    No preview · Chapter · Jan 2012

Publication Stats

370 Citations
167.83 Total Impact Points

Institutions

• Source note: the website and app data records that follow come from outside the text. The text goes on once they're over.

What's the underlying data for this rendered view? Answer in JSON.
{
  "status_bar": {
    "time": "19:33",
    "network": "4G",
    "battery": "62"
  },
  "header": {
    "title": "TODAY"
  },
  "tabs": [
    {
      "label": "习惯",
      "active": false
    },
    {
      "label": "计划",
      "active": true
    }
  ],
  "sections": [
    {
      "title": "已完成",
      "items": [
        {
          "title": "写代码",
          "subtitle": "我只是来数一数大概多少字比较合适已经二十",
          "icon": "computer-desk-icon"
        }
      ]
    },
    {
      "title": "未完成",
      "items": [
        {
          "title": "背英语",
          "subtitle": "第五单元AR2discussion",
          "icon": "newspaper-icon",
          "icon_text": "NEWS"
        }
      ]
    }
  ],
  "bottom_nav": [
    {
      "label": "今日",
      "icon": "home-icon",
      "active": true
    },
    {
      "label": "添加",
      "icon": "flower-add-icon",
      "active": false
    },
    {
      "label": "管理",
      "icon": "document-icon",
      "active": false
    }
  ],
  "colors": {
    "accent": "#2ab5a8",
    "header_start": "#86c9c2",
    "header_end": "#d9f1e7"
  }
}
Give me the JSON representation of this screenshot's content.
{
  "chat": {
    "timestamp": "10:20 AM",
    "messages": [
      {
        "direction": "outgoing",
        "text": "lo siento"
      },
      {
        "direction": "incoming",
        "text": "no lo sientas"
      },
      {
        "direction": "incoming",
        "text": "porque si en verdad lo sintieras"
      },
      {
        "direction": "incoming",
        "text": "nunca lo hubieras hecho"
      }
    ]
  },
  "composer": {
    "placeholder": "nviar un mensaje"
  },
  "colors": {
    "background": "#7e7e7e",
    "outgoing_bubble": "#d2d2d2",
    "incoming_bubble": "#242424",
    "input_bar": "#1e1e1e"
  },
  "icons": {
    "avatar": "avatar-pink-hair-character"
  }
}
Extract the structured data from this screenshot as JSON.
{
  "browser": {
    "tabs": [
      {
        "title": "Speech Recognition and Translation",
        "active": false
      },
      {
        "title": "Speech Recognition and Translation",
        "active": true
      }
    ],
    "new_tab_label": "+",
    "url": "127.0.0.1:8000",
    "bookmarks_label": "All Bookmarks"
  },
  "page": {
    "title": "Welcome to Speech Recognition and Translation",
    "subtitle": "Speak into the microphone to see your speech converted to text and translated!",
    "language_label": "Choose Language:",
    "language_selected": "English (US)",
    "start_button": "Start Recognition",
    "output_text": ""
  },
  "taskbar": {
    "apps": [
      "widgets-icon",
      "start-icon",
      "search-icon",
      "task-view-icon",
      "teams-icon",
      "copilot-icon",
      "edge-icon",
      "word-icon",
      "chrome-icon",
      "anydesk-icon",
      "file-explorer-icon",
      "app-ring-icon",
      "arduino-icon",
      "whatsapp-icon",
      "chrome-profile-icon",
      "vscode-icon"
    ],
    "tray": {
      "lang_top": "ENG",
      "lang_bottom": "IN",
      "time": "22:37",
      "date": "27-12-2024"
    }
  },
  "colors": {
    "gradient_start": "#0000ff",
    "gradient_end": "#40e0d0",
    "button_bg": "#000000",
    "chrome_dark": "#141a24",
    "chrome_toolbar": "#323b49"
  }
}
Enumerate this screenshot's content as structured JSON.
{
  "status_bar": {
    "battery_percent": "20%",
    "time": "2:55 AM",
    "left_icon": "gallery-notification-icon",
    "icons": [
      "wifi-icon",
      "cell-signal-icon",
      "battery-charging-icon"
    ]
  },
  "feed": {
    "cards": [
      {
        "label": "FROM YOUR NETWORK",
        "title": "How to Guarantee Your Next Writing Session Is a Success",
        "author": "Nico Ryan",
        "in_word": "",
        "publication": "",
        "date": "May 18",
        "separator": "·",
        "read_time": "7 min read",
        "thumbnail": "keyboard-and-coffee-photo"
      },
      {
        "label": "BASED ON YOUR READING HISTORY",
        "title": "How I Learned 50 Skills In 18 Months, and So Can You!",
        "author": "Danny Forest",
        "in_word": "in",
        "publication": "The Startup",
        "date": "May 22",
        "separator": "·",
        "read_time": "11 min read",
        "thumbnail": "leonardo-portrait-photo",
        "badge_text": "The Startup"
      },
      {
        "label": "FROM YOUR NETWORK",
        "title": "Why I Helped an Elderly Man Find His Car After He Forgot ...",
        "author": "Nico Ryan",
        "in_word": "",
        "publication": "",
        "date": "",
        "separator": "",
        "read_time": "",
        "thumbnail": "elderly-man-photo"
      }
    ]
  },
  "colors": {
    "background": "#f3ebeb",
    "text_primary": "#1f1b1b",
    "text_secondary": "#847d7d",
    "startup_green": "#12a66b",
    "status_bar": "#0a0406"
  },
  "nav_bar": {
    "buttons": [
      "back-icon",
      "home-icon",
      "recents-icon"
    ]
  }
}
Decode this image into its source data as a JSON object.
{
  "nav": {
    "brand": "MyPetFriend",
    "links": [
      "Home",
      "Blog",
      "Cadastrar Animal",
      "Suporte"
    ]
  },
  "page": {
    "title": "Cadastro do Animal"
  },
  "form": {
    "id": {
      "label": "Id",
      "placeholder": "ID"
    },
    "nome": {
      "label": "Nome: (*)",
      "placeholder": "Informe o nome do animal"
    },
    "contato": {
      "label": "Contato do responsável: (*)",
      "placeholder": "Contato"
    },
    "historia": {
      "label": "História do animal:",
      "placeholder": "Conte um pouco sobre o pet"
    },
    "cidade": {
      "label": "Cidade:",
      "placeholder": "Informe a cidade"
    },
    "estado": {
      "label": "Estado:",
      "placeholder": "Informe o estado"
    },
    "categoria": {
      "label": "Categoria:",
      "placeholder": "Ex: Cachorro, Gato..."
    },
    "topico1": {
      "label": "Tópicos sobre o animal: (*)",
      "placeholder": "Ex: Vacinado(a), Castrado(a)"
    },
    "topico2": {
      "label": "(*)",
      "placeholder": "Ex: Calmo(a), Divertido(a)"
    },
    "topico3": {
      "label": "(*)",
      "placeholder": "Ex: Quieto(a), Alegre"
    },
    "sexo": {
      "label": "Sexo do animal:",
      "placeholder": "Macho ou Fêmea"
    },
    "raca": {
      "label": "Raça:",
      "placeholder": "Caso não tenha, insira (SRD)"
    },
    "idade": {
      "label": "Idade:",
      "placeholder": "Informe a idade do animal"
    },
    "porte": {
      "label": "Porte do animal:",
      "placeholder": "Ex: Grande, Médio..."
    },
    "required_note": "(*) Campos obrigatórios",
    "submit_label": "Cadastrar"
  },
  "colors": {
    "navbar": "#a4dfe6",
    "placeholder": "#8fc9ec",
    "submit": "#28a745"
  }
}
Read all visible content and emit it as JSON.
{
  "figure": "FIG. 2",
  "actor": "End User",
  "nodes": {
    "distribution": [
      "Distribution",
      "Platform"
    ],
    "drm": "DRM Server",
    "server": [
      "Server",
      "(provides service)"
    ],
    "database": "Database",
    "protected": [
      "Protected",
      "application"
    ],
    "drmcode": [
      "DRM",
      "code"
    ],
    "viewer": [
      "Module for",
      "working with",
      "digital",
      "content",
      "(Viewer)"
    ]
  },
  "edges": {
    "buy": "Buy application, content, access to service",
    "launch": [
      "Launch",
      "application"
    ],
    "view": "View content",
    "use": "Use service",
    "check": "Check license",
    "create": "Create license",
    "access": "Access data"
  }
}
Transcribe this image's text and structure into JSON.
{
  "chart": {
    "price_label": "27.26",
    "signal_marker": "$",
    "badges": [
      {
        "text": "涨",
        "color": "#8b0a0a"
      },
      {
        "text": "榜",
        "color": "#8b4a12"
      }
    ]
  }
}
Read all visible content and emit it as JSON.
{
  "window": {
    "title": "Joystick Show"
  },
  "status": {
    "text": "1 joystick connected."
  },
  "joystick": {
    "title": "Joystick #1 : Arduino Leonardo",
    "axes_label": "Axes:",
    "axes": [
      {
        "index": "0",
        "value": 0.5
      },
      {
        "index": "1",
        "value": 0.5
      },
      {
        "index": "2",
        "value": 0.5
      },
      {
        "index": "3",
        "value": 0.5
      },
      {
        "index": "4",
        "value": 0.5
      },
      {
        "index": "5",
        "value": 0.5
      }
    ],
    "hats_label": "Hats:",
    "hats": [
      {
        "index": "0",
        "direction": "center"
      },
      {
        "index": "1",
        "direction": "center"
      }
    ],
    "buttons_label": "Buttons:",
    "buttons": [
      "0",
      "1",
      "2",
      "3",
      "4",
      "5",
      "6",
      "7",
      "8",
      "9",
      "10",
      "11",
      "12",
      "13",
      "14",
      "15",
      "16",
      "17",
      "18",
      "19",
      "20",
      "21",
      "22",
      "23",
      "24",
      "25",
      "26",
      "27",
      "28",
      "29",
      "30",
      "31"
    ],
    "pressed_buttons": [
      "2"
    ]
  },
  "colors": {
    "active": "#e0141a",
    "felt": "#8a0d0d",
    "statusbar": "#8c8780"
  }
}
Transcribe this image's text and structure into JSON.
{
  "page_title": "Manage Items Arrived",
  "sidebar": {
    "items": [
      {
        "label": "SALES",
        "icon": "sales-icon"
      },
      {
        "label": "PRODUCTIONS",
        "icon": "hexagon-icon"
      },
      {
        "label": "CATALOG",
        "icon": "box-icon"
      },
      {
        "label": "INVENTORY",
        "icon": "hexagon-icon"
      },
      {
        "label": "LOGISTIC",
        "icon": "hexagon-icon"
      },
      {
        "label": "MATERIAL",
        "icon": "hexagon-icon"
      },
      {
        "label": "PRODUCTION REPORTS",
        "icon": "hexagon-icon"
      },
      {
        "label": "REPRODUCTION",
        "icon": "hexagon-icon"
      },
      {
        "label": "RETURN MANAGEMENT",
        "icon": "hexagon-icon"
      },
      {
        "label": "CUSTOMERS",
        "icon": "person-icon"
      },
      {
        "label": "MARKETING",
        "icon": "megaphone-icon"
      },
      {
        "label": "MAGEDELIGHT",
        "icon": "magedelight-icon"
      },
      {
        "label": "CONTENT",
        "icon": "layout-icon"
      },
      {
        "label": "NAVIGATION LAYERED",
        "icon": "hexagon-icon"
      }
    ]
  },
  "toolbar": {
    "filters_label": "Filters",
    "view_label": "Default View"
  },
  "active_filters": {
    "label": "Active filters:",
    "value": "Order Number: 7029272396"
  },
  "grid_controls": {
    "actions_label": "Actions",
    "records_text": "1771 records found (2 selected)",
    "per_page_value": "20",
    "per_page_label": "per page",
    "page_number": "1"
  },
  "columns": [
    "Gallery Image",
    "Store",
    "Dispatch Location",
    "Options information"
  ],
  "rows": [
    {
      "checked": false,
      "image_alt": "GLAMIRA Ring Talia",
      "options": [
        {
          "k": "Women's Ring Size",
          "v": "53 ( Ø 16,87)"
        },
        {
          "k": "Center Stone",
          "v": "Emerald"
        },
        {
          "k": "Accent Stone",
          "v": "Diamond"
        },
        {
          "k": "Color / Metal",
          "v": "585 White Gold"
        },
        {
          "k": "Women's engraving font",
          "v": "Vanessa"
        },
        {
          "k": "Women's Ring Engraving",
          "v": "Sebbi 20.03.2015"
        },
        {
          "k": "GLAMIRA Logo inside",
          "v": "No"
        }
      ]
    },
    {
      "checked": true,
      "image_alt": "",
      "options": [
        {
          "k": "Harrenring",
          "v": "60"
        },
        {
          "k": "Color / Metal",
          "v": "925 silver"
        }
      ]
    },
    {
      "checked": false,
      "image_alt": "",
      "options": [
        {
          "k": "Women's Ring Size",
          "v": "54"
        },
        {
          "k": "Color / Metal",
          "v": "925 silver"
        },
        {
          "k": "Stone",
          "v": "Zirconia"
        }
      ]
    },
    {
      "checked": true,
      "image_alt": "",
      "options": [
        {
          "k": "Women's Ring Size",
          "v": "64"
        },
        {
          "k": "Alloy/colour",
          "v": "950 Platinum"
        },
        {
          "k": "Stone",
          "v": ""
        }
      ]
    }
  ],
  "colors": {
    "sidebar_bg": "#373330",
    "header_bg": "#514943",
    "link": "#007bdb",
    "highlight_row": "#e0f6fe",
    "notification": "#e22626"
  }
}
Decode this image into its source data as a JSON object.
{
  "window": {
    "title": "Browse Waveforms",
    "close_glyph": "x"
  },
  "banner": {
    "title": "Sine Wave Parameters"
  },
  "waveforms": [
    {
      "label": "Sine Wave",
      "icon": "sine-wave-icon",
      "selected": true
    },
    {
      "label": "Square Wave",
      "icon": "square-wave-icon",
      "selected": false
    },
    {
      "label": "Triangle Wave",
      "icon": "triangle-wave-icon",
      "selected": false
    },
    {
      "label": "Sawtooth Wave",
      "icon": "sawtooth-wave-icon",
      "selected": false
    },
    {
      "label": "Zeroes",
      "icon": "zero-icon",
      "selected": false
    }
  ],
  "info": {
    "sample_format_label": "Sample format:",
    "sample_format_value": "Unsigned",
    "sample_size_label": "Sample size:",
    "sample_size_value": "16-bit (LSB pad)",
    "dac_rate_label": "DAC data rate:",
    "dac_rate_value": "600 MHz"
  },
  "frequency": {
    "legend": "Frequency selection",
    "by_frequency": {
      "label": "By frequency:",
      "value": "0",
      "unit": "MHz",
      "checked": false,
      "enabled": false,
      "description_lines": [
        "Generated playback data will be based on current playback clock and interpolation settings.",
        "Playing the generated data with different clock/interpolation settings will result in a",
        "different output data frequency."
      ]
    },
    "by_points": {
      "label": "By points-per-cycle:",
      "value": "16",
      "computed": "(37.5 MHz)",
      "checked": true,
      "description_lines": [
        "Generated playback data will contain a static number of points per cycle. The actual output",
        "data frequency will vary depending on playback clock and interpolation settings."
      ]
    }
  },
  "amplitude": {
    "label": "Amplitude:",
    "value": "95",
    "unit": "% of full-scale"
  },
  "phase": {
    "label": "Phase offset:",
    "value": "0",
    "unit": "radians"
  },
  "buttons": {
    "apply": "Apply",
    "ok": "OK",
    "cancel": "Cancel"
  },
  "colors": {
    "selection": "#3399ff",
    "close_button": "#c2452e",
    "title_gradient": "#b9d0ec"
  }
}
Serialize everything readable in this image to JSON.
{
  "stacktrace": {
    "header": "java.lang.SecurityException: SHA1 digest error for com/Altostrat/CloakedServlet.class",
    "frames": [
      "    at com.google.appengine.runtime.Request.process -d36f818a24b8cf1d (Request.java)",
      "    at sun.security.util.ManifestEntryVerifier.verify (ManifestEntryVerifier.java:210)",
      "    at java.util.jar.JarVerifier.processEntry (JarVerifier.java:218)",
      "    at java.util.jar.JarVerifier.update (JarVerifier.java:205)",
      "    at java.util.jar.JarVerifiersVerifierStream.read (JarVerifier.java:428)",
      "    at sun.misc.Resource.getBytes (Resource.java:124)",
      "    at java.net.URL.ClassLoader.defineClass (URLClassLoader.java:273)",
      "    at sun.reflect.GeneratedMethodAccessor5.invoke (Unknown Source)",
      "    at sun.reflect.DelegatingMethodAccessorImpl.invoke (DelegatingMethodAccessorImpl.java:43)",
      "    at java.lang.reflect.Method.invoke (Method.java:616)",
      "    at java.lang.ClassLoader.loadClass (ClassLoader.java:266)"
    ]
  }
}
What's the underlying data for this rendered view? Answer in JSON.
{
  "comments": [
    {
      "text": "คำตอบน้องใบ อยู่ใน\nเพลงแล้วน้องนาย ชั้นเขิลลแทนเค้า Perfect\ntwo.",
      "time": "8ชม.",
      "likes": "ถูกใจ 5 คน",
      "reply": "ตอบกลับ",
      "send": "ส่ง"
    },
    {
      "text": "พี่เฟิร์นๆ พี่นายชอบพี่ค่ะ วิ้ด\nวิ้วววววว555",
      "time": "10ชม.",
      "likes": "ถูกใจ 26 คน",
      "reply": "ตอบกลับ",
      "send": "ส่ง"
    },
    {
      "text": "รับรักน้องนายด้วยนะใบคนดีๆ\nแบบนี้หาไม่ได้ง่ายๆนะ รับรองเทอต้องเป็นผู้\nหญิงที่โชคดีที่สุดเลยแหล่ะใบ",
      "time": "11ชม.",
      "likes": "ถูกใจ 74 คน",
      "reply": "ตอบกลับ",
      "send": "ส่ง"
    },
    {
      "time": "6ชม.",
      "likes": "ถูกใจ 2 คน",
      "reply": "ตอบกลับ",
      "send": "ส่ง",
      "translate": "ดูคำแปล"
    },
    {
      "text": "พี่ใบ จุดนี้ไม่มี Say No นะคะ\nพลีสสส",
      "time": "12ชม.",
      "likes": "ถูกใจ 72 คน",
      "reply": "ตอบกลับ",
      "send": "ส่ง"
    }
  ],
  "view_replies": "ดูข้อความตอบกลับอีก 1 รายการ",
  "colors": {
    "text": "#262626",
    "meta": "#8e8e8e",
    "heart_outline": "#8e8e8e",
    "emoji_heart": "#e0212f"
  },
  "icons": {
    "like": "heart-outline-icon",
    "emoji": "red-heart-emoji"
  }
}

  • 2008-2015
    • The Ohio State University
      • • Division of Cardiovascular Medicine
      • • Division of Hospital Medicine
      Columbus, Ohio, United States
  • 2009
    • Johns Hopkins University
      • Department of Materials Science and Engineering
      Baltimore, Maryland, United States
  • 2006-2009
    • Case Western Reserve University
      • School of Medicine
      Cleveland, Ohio, United States
  • 2006-2007
    • Case Western Reserve University School of Medicine
      • Department of Medicine
      Cleveland, Ohio, United States